WHAT YOU HAVE TO DO
Write every record out again exactly as shown below.

INPUT MATERIAL
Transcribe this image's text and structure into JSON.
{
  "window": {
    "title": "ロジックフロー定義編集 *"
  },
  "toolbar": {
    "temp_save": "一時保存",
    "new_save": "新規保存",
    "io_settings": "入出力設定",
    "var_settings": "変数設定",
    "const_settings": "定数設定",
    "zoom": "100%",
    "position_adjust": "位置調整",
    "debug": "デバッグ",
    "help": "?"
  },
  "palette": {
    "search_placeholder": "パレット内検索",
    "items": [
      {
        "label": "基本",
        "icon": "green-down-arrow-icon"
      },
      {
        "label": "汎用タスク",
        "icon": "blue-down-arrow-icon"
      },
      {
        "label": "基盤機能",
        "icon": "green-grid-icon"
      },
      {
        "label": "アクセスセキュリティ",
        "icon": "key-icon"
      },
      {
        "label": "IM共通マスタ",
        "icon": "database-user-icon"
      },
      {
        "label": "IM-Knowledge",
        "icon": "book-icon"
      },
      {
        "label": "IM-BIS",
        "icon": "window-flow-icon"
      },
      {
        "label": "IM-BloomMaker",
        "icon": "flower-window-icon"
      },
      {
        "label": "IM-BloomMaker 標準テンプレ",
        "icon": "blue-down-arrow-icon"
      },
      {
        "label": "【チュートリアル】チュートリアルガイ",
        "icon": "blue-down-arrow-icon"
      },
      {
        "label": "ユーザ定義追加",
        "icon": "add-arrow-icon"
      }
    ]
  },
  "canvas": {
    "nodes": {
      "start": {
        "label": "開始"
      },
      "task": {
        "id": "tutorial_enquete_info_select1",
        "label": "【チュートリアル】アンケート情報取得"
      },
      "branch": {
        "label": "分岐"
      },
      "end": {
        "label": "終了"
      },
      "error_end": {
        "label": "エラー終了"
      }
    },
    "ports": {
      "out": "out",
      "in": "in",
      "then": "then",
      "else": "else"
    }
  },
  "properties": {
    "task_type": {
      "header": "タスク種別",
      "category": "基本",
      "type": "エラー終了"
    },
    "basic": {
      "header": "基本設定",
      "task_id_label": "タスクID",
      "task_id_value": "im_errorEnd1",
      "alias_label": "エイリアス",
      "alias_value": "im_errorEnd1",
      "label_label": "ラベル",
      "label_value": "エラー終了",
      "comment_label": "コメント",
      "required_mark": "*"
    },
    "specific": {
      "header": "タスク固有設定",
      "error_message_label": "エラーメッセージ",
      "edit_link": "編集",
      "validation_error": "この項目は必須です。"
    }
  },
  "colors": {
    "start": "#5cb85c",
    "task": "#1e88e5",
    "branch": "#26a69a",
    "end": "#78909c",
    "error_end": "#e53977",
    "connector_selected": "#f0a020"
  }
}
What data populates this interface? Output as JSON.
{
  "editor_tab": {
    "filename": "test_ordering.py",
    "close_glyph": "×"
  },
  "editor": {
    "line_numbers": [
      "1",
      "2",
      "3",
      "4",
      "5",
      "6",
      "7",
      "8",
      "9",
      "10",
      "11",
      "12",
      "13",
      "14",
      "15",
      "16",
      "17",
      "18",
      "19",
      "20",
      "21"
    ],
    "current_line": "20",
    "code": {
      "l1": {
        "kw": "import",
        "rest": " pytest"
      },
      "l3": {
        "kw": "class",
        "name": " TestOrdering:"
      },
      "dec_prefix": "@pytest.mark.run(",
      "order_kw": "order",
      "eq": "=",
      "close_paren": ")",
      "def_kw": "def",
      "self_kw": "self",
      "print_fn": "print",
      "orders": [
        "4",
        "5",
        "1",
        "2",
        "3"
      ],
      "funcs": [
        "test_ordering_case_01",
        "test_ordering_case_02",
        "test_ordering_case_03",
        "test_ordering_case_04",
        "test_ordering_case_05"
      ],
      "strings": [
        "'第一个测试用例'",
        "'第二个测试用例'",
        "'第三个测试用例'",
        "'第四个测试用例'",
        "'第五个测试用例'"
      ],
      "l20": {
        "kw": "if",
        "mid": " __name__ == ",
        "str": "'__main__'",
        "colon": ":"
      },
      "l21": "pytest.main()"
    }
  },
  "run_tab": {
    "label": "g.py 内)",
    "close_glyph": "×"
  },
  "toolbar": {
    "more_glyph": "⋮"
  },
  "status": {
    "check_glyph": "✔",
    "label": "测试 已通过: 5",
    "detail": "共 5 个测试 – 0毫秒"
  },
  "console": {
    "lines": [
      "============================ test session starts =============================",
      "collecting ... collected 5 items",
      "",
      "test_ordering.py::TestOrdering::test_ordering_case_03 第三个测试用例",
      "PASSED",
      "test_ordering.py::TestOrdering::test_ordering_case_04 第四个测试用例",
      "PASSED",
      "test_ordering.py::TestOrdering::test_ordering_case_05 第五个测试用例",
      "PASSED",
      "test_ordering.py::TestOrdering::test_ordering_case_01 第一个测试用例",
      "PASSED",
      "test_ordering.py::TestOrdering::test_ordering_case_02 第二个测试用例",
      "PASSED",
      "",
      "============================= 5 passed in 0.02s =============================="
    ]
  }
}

WRITTEN SOLUTION
Transcribe this image's text and structure into JSON.
{
  "window": {
    "title": "ロジックフロー定義編集 *"
  },
  "toolbar": {
    "temp_save": "一時保存",
    "new_save": "新規保存",
    "io_settings": "入出力設定",
    "var_settings": "変数設定",
    "const_settings": "定数設定",
    "zoom": "100%",
    "position_adjust": "位置調整",
    "debug": "デバッグ",
    "help": "?"
  },
  "palette": {
    "search_placeholder": "パレット内検索",
    "items": [
      {
        "label": "基本",
        "icon": "green-down-arrow-icon"
      },
      {
        "label": "汎用タスク",
        "icon": "blue-down-arrow-icon"
      },
      {
        "label": "基盤機能",
        "icon": "green-grid-icon"
      },
      {
        "label": "アクセスセキュリティ",
        "icon": "key-icon"
      },
      {
        "label": "IM共通マスタ",
        "icon": "database-user-icon"
      },
      {
        "label": "IM-Knowledge",
        "icon": "book-icon"
      },
      {
        "label": "IM-BIS",
        "icon": "window-flow-icon"
      },
      {
        "label": "IM-BloomMaker",
        "icon": "flower-window-icon"
      },
      {
        "label": "IM-BloomMaker 標準テンプレ",
        "icon": "blue-down-arrow-icon"
      },
      {
        "label": "【チュートリアル】チュートリアルガイ",
        "icon": "blue-down-arrow-icon"
      },
      {
        "label": "ユーザ定義追加",
        "icon": "add-arrow-icon"
      }
    ]
  },
  "canvas": {
    "nodes": {
      "start": {
        "label": "開始"
      },
      "task": {
        "id": "tutorial_enquete_info_select1",
        "label": "【チュートリアル】アンケート情報取得"
      },
      "branch": {
        "label": "分岐"
      },
      "end": {
        "label": "終了"
      },
      "error_end": {
        "label": "エラー終了"
      }
    },
    "ports": {
      "out": "out",
      "in": "in",
      "then": "then",
      "else": "else"
    }
  },
  "properties": {
    "task_type": {
      "header": "タスク種別",
      "category": "基本",
      "type": "エラー終了"
    },
    "basic": {
      "header": "基本設定",
      "task_id_label": "タスクID",
      "task_id_value": "im_errorEnd1",
      "alias_label": "エイリアス",
      "alias_value": "im_errorEnd1",
      "label_label": "ラベル",
      "label_value": "エラー終了",
      "comment_label": "コメント",
      "required_mark": "*"
    },
    "specific": {
      "header": "タスク固有設定",
      "error_message_label": "エラーメッセージ",
      "edit_link": "編集",
      "validation_error": "この項目は必須です。"
    }
  },
  "colors": {
    "start": "#5cb85c",
    "task": "#1e88e5",
    "branch": "#26a69a",
    "end": "#78909c",
    "error_end": "#e53977",
    "connector_selected": "#f0a020"
  }
}
What data populates this interface? Output as JSON.
{
  "editor_tab": {
    "filename": "test_ordering.py",
    "close_glyph": "×"
  },
  "editor": {
    "line_numbers": [
      "1",
      "2",
      "3",
      "4",
      "5",
      "6",
      "7",
      "8",
      "9",
      "10",
      "11",
      "12",
      "13",
      "14",
      "15",
      "16",
      "17",
      "18",
      "19",
      "20",
      "21"
    ],
    "current_line": "20",
    "code": {
      "l1": {
        "kw": "import",
        "rest": " pytest"
      },
      "l3": {
        "kw": "class",
        "name": " TestOrdering:"
      },
      "dec_prefix": "@pytest.mark.run(",
      "order_kw": "order",
      "eq": "=",
      "close_paren": ")",
      "def_kw": "def",
      "self_kw": "self",
      "print_fn": "print",
      "orders": [
        "4",
        "5",
        "1",
        "2",
        "3"
      ],
      "funcs": [
        "test_ordering_case_01",
        "test_ordering_case_02",
        "test_ordering_case_03",
        "test_ordering_case_04",
        "test_ordering_case_05"
      ],
      "strings": [
        "'第一个测试用例'",
        "'第二个测试用例'",
        "'第三个测试用例'",
        "'第四个测试用例'",
        "'第五个测试用例'"
      ],
      "l20": {
        "kw": "if",
        "mid": " __name__ == ",
        "str": "'__main__'",
        "colon": ":"
      },
      "l21": "pytest.main()"
    }
  },
  "run_tab": {
    "label": "g.py 内)",
    "close_glyph": "×"
  },
  "toolbar": {
    "more_glyph": "⋮"
  },
  "status": {
    "check_glyph": "✔",
    "label": "测试 已通过: 5",
    "detail": "共 5 个测试 – 0毫秒"
  },
  "console": {
    "lines": [
      "============================ test session starts =============================",
      "collecting ... collected 5 items",
      "",
      "test_ordering.py::TestOrdering::test_ordering_case_03 第三个测试用例",
      "PASSED",
      "test_ordering.py::TestOrdering::test_ordering_case_04 第四个测试用例",
      "PASSED",
      "test_ordering.py::TestOrdering::test_ordering_case_05 第五个测试用例",
      "PASSED",
      "test_ordering.py::TestOrdering::test_ordering_case_01 第一个测试用例",
      "PASSED",
      "test_ordering.py::TestOrdering::test_ordering_case_02 第二个测试用例",
      "PASSED",
      "",
      "============================= 5 passed in 0.02s =============================="
    ]
  }
}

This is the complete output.